How Many Medical Malpractice Lawsuits Have You Or Your Firm Tried To Verdict?
This question is a strong indicator of a lawyers intent to actually handle your case himself. You can identify a broker lawyer by asking him or her if the results they have recovered were as primary counsel or whether or not they asked another lawyer to actually try the case on the client's behalf. The Cook County Jury Verdict Reporter publishes lists of every verdict that has been rendered by a jury in Cook County. Ask to see copies of the lawyers verdicts, all trial lawyers keep them.

Do you Refer Cases Out To Other Lawyers Or Do you Work Them Up And Try Them Yourself?
Again, this direct question will help you identify an untalented lawyer broker who is merely trying to refer your case to a capable lawyer and earn a part of a shared fee by finding cases.

Are You In The Position To Finance My Case?
We routinely spend hundreds of thousands of dollars on each case preparing them for trial. If a lawyer cannot afford to finance your case it is a pretty good indicator of their ability to work up and try a medical malpractice case.

These and other direct questions will help direct your case to a lawyer who can actually try your case.

June 18, 2009

Trying Lawsuits To A Jury In Chicago



Trying lawsuits in Chicago at the Cook County Courthouse located at The Richard J. Daley Center is a risky proposition. Even though anti-consumer groups like the Chamber of Commerce and other insurance company proxies have identified Illinois as a judicial "hellhole" the fact of the matter is that injured people face an uphill battle whenever they go to the courthouse.

According to statistics published by the Clerk of the Circuit Court and the presiding Judge of the Law Division, Judge William Maddux, the Law Division had 14,713 new jury filings, and 17,548 pending jury cases -- numbers that are fairly consistent with the last several years. And in the three-year period used for this review of Law Division jury verdicts, the number of verdicts each year ranged from 402 to 475. Among those cases juries ruled for defendants in 71 percent of the medical malpractice suits in that same three-year period.
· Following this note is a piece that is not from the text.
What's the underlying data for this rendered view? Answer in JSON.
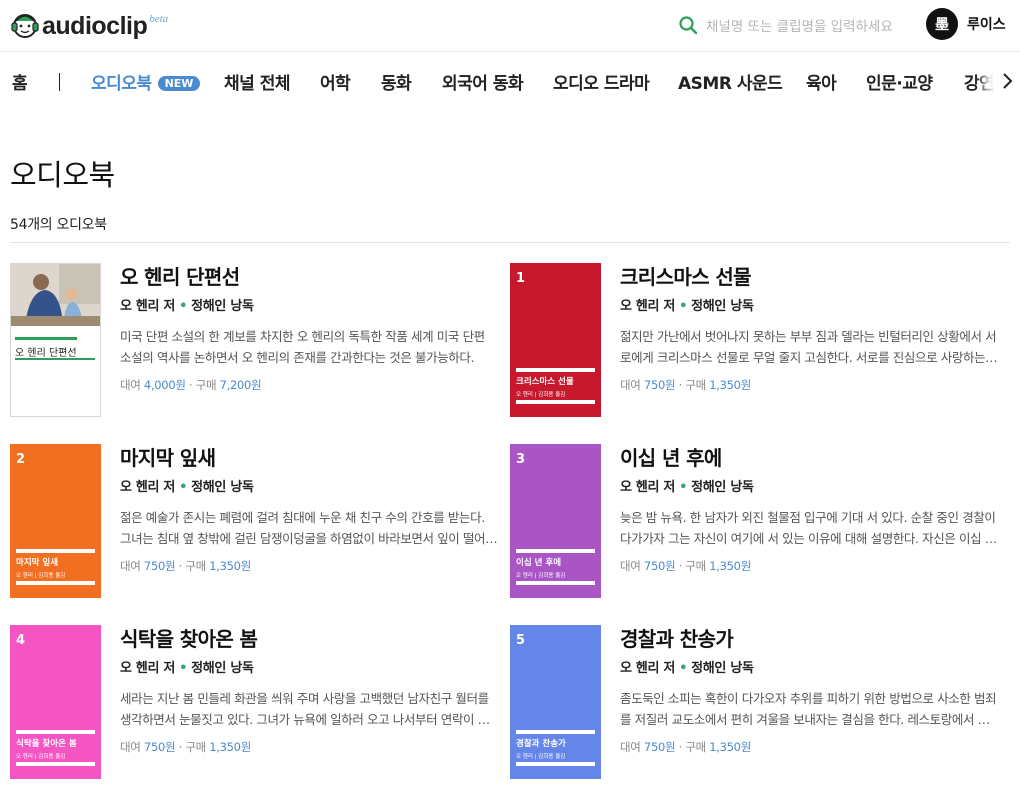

And comparing 2007 to 2008, the plaintiff win percentage in medical malpractice verdicts fell from 39 to 18 percent.

While it is true that the vast majority of lawsuits are settled by the parties prior to a jury verdict, those plaintiffs that take a matter to the jury for final resolution face a greater chance of leaving the courthouse without being compensated. At Goldberg & Goldberg our record of success in the Cook County law Division is without compare. We have settled and tried to verdict more then 135 cases that have settled for more then $1 million dollars, including the largest personal injury verdict ever in the State of Illinois, $127,700,000. Winning a case against a doctor or a hospital is an uphill battle. We work up and try our own cases in the firm unlike other lawyers who advertise their experience and results and then refer cases to actual trial lawyers like Goldberg & Goldberg.

June 11, 2009
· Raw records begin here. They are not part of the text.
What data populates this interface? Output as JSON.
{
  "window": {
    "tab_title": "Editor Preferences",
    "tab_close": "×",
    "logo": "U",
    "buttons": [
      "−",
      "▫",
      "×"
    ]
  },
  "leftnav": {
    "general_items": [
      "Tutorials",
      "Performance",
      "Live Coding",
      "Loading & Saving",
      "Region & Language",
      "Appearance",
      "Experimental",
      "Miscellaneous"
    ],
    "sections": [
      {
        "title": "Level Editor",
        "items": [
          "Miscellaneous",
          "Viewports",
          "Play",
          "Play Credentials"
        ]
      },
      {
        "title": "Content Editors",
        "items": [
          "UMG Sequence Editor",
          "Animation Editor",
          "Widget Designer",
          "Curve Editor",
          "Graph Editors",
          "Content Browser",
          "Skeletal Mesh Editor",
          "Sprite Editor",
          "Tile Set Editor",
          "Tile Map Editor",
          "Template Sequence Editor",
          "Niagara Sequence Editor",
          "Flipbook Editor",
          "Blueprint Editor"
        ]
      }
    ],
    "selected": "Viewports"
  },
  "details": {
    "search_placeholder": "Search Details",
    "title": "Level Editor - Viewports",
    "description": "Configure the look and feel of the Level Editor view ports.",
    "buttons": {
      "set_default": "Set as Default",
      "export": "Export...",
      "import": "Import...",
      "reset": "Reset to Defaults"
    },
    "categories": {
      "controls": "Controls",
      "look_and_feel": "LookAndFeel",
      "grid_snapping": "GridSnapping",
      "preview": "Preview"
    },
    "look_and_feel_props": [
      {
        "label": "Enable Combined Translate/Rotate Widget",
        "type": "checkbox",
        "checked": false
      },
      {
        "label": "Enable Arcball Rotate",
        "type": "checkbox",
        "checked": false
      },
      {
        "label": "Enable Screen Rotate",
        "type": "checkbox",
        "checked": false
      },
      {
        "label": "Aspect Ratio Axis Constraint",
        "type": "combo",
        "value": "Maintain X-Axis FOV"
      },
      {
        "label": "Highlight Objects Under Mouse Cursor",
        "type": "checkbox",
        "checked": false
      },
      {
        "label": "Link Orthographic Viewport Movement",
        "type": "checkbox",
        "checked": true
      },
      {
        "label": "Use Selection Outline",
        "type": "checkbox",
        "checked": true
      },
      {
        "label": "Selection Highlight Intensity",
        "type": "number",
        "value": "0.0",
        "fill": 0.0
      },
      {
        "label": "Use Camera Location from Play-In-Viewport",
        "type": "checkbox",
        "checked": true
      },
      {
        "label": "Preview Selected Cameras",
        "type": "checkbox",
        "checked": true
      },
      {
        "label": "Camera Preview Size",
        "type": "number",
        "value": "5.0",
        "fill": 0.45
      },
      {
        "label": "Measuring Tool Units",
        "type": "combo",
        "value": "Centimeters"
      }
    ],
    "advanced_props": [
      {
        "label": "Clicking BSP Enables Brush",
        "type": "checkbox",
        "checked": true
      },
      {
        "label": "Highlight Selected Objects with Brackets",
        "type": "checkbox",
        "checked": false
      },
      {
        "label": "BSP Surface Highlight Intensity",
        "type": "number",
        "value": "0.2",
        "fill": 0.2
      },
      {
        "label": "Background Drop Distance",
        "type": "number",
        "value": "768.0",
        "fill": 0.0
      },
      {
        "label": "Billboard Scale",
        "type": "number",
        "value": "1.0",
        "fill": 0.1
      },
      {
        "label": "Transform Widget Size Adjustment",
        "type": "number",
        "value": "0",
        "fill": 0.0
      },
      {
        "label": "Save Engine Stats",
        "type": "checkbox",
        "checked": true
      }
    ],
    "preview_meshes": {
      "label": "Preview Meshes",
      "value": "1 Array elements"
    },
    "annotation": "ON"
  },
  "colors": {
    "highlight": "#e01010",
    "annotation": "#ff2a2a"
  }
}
Chicago Transit Authority's Blue Line Disrupted By Car Crash



The Chicago Transit Authority's Blue Line was disrupted early Thursday morning when a car travelling on the Eisenhower Expressway jumped the retaining wall and landed on the railroad tracks, where it was struck by an oncoming train.
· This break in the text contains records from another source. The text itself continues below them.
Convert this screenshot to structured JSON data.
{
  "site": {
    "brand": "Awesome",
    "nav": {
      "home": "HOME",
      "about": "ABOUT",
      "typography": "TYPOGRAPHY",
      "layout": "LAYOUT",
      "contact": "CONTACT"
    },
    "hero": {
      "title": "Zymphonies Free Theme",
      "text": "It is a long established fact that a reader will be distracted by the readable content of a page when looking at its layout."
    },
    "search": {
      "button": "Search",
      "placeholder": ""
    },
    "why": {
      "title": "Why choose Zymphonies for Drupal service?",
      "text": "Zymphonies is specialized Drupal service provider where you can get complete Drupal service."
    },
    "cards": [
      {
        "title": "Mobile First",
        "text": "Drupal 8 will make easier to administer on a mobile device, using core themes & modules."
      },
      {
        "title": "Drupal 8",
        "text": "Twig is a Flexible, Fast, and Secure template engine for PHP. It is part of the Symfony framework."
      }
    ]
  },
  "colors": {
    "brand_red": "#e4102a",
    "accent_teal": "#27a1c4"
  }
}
The driver of the car was able to exit the vehicle before it was hit by the oncoming CTA train. Seven of the thirty passengers riding in the train were injured. Two passengers in another vehicle involved in the collision were also injured and treated at local hospitals.

Blue line service was shut down for more then three hours during the morning's rush hour service, the CTA is reporting.

June 10, 2009

Illinois Appellate Court Makes Proving Apparent Agency In Chicago Easier



On June 5, 2009, the First District Court of Appeals issued an opinion in Chicago affirming a trial court ruling by Judge Daniel M. Locallo clarifying certain issues related to the Illinois Supreme Court's 1993 ruling in Gilbert v. Sycamore Memorial Hospital,156 Ill.2d 511, 622 N.E.2d 788 (1993).  The opinion is captioned Spiegelman v. Victory Memorial Hospital, 1-07-3195 (1st Dist. June 5, 2009).

In 1993 the Illinois Supreme Court recognized that a hospital can be held vicariously liable for the conduct of a non employee doctor provided that the hospital 1) acted in a manner that would lead a reasonable person to conclude that the individual who was alleged to be negligent was an employee or agent of the hospital; 2) created an appearance of authority and 3) the plaintiff acted in reliance upon the conduct of the hospital or its agent.  Gilbert v. Sycamore Memorial Hospital,156 Ill.2d 511, 622 N.E.2d 788 (1993).  

Now, the First District Appellate Court, which covers Chicago and Cook County, has decided another apparent agency case, Spiegelman v. Victory Memorial Hospital, 1-07-3195 (1st Dist. June 5, 2009), further clarifying the higher court's earlier apparent agency rulings.  The court ruled that the mere existence of a release signed by the plaintiff identifying its physicians as independent contractors does not, in and of itself, create an insurmountable hurdle to the holding out element.  The court reasoned that based on the totality of facts and the ambiguity of the consent form, a jury could reasonably conclude that the consent was ambiguous and therefore did not adequately inform the plaintiff of her doctor's independent status.

Furthermore, with regard to the reasonable reliance element, the court found that the the admission of newspaper advertisements exalting the health care the hospital offered were relevant to establish that the hospital was holding itself out as a complete provider of medical care.  It was irrelevant that the plaintiff did not testify that she actually saw the advertisements.  It was only essential that the plaintiff testify that she relied upon the hospital to provide her with complete medical care.  The court reaffirmed the concept that reliance is satisfied if the plaintiff reasonably relied upon the hospital to provide medical care, rather than a specific physician.

 

June 1, 2009

Chicago Obstetrician Blames Parents For Their Baby's Deaths



In an amazing report in the Chicago Tribune, Chicago obstetrician Dr. Peter Rosi blames parents for the deaths of their children.  Dr. Rosi believes that 80% of complications in childbirth are psychological and that babies can be killed by their mother's "attitudes."  He is proud of the fact that he practices obstetrics the way it was done 50 and 100 years ago.  Dr. Rosi has been named as a defendant in at least 10 medical malpractice cases in Cook County, Illinois and was accused of negligent homicide based on his conduct during childbirth in Sitka, Alaska in 1980, a charge of which he was eventually aquitted.

If it is true that Dr. Rosi is proud to practice obstetrics the way it was practiced 50 or 100 years ago, then his patients should be concerned.  In the past 50 years obstetrics has been revolutionized by fetal heart monitoring, ultrasound, advanced genetic screening and profoundly less invasive procedures which protect maternal and fetal well-being.  Fetal and maternal morbidity and mortality have been greatly reduced throught the use of these advance medical techniques which are now commonplace.

Dr. Rosi, age 73, practices at the Homefirst Clinic with offices in Rolling Meadows, Orland Park and Naperville, Illinois.  Homefirst is led by controversial physician, Mayer Eisenstein, who advocates physician attended home birthing.  Dr. Eisenstein also claims to be able to reverse or cure children who are suffering from Autism.